Will the situation in Iran affect energy prices?
There seems to have been perpetual conflict in the Middle East for years now, and while there are obviously more important issues to worry about, the recent unrest following the US airstrikes on Iran could see affect domestic and business energy prices across the UK. Here’s how and why.
What’s the problem with Iran?
For context, here’s a really quick overview of how tensions between the US and Iran have escalated over the past week.
Tensions have been high between the US and Iran for some time now - not least since the US withdrew from the Iran nuclear deal in 2018 - but things appear to have reached breaking point following a US airstrike which last week killed General Qasem Soleimani, said to have been the second most powerful person in Iran, only behind Supreme Leader Ayatollah Ali Khamenei.
Although the cost of fuel seems trivial in the scheme of things, motoring groups are already warning that petrol prices could rise by up to 2p per litre, but will gas and electricity prices be affected?
Will tensions in the Middle East affect energy prices?
Although not guaranteed, it’s likely that any tensions in Iran could push up the price of energy in the UK. Here’s why.
Oil is used to generate electricity in the UK in one of the following three ways:
- Conventional steam - Oil is burned to heat water to create steam to generate electricity.
- Combustion turbine - Oil is burned under pressure to produce hot exhaust gases which spin a turbine to generate electricity.
- Combined-cycle technology - Oil is first combusted in a combustion turbine, using the heated exhaust gases to generate electricity. After these exhaust gases are recovered, they heat water in a boiler, creating steam to drive a second turbine.
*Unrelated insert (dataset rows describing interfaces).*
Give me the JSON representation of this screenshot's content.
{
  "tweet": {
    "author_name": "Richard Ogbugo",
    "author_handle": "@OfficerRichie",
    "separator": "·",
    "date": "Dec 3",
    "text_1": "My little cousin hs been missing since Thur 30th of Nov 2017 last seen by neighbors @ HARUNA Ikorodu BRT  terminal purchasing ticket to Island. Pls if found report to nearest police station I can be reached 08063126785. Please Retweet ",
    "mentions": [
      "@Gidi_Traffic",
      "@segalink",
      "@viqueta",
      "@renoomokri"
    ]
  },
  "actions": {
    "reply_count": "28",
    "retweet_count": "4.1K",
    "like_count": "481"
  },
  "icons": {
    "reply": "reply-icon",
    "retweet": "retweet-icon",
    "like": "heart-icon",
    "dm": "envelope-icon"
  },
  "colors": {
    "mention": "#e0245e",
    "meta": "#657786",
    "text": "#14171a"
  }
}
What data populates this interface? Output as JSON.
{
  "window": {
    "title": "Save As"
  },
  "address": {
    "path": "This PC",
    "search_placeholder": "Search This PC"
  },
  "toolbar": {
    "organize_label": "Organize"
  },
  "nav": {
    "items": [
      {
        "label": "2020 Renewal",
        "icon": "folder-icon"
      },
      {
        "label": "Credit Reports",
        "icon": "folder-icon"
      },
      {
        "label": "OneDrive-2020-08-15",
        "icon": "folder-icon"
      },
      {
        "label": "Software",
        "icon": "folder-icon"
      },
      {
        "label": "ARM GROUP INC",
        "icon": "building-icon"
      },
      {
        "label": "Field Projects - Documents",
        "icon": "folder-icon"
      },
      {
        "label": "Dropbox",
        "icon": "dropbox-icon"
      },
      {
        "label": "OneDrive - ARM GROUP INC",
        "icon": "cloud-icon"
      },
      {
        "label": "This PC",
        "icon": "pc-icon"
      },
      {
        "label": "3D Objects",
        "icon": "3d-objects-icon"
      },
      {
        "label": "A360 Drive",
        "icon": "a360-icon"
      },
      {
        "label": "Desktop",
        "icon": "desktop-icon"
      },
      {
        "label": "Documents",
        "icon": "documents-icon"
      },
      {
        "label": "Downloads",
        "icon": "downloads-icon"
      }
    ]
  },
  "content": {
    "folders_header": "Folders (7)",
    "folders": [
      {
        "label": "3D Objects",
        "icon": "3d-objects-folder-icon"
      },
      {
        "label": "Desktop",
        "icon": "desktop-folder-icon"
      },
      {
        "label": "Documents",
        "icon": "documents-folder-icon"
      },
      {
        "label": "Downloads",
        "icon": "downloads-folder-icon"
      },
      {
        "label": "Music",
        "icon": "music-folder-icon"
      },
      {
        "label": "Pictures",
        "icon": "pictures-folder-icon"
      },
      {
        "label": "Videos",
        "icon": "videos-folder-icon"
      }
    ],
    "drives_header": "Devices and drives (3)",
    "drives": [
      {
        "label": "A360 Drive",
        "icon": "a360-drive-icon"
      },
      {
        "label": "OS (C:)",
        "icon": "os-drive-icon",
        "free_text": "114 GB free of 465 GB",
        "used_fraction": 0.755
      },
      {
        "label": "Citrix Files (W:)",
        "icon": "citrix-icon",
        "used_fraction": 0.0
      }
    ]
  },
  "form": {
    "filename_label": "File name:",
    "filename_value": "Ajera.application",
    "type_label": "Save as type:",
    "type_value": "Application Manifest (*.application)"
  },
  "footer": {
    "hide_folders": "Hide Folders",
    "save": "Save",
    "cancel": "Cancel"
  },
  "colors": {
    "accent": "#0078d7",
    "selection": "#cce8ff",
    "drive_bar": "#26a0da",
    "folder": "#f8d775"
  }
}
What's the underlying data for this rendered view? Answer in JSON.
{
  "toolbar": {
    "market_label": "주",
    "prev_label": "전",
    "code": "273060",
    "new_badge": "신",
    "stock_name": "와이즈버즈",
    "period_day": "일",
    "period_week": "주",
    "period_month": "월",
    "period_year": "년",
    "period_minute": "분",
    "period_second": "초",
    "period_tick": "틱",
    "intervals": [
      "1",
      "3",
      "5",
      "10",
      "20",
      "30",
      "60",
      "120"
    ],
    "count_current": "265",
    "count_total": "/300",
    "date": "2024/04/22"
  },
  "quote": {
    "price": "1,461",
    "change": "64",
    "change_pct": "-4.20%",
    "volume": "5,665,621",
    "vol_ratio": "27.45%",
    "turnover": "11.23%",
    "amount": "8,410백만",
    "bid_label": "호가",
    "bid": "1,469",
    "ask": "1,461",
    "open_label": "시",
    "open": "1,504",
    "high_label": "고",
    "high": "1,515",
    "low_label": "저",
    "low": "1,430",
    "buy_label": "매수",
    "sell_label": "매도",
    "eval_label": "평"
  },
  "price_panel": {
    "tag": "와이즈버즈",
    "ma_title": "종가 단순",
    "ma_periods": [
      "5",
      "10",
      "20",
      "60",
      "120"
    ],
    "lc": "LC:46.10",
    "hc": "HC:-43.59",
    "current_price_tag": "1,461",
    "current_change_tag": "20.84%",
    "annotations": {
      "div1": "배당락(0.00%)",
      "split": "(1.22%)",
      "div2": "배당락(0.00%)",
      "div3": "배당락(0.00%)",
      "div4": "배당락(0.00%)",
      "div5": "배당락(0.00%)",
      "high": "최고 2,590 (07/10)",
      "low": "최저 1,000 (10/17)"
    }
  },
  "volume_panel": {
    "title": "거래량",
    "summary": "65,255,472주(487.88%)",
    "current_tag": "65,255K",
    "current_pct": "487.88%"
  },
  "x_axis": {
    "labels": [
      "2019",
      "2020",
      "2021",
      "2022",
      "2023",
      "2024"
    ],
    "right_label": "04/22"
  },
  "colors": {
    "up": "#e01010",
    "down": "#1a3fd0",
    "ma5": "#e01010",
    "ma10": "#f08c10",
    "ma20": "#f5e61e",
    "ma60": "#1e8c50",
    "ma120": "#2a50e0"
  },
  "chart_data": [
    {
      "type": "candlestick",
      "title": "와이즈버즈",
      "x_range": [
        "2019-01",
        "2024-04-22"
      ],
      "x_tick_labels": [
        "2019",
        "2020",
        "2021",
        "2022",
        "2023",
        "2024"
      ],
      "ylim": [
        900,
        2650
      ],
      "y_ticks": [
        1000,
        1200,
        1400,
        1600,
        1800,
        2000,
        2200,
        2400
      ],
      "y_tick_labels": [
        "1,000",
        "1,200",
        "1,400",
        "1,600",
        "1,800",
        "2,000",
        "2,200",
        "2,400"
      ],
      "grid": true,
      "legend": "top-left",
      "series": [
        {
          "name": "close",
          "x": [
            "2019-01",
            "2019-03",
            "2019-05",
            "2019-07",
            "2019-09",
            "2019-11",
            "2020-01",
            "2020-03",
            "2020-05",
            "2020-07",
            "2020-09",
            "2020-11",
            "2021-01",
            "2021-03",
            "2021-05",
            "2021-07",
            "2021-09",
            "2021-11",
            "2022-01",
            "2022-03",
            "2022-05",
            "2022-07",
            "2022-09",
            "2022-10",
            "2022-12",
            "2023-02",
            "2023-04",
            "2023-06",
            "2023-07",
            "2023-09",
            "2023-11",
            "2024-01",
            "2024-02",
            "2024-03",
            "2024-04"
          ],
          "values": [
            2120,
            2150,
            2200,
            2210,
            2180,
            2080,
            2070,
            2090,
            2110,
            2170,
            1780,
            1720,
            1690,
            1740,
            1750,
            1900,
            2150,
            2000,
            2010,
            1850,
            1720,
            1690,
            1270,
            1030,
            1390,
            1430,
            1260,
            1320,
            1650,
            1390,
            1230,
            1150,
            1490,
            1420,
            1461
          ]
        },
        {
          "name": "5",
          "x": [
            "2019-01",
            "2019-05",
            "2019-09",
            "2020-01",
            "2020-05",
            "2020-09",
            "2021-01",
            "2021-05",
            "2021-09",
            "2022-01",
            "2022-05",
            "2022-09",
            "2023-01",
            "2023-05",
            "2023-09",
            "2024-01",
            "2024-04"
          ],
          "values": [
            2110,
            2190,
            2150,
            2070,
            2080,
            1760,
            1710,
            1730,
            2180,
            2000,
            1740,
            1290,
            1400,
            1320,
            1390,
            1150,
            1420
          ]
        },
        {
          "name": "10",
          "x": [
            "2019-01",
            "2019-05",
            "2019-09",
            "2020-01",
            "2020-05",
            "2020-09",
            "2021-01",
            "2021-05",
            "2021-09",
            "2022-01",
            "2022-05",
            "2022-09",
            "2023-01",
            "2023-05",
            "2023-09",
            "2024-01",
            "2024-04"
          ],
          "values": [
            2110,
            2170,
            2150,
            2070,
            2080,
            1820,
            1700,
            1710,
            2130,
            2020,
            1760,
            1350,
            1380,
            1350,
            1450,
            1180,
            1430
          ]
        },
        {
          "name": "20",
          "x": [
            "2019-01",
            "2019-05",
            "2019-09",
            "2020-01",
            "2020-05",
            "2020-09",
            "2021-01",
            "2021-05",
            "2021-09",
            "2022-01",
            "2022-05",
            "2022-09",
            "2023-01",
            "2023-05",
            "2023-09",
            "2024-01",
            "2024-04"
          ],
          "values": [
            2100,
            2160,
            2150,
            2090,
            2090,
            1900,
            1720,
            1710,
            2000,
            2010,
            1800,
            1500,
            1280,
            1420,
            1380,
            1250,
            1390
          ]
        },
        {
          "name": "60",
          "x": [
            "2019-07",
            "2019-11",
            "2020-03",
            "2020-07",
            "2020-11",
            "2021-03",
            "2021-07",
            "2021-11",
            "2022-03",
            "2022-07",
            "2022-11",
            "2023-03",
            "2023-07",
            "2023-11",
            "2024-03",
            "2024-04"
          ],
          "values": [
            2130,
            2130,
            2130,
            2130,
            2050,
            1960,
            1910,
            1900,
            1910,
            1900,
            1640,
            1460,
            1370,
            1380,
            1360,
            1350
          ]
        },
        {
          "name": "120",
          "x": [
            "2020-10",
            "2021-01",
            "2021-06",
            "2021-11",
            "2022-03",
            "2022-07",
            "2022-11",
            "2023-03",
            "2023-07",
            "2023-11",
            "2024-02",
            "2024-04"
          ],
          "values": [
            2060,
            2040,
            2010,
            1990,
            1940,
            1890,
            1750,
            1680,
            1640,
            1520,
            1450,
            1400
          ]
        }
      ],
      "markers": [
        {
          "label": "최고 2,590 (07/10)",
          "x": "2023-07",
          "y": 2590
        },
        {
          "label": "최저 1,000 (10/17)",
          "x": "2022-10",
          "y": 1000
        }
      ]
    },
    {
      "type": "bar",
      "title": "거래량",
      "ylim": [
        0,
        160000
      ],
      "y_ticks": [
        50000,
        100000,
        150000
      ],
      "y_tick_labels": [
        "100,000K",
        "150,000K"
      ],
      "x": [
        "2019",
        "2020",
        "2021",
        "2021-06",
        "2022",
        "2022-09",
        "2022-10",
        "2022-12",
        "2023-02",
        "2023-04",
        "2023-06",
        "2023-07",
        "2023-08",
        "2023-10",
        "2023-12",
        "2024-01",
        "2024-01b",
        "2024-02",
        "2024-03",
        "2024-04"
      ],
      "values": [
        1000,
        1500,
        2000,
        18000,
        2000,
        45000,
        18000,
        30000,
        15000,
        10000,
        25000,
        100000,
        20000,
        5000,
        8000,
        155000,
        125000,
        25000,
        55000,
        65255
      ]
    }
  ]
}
Commodity markets, such as gas and oil, do have a big impact on the cost of electricity, although oil only makes up a small percentage of gas prices. This means that instability in an oil-rich region can affect the cost of oil and, in turn, the cost of generating electricity.
The bad news is that Since 1998 the UK has gone from being a net exporter to a net importer - in fact, all EU countries now import more energy than they export.
And while the UK used to import most of its oil from Norway, the proportion of imported crude oil coming from Norway has fallen in recent years. This means more is imports now come from the Organisation of Petroleum Exporting Countries (OPEC) which is made up of:
- Saudi Arabia
- United Arab Emirates
As you can see, Iran is on the list of exporters, which means disruption here could affect UK energy prices. And instability in one area can put increased demand on other regions, which can then push prices up across the board.
How to protect against energy price rises
The only way to protect against energy price rises is to switch energy supplier and lock down prices with a fixed-rate deal.
When you sign up to a fixed rate energy tariff, the unit cost is frozen for the duration of your deal.
If, for instance, you sign up for a 12 month fixed rate deal, then the price you pay for each unit of electricity (measured in kWh) will be fixed for a year, regardless of whether overall energy prices go up or down. Your bills will still fluctuate, depending upon how much energy you use but you won’t be affected by energy price rises or any changes to the energy price cap.
What is a fixed rate energy tariff?
To see how much you could save by switching to a fixed rate energy deal, enter your postcode at the top of the page and start an energy price comparison.
Click here to run an energy price comparison, and see if you could be paying less for your gas and electricity.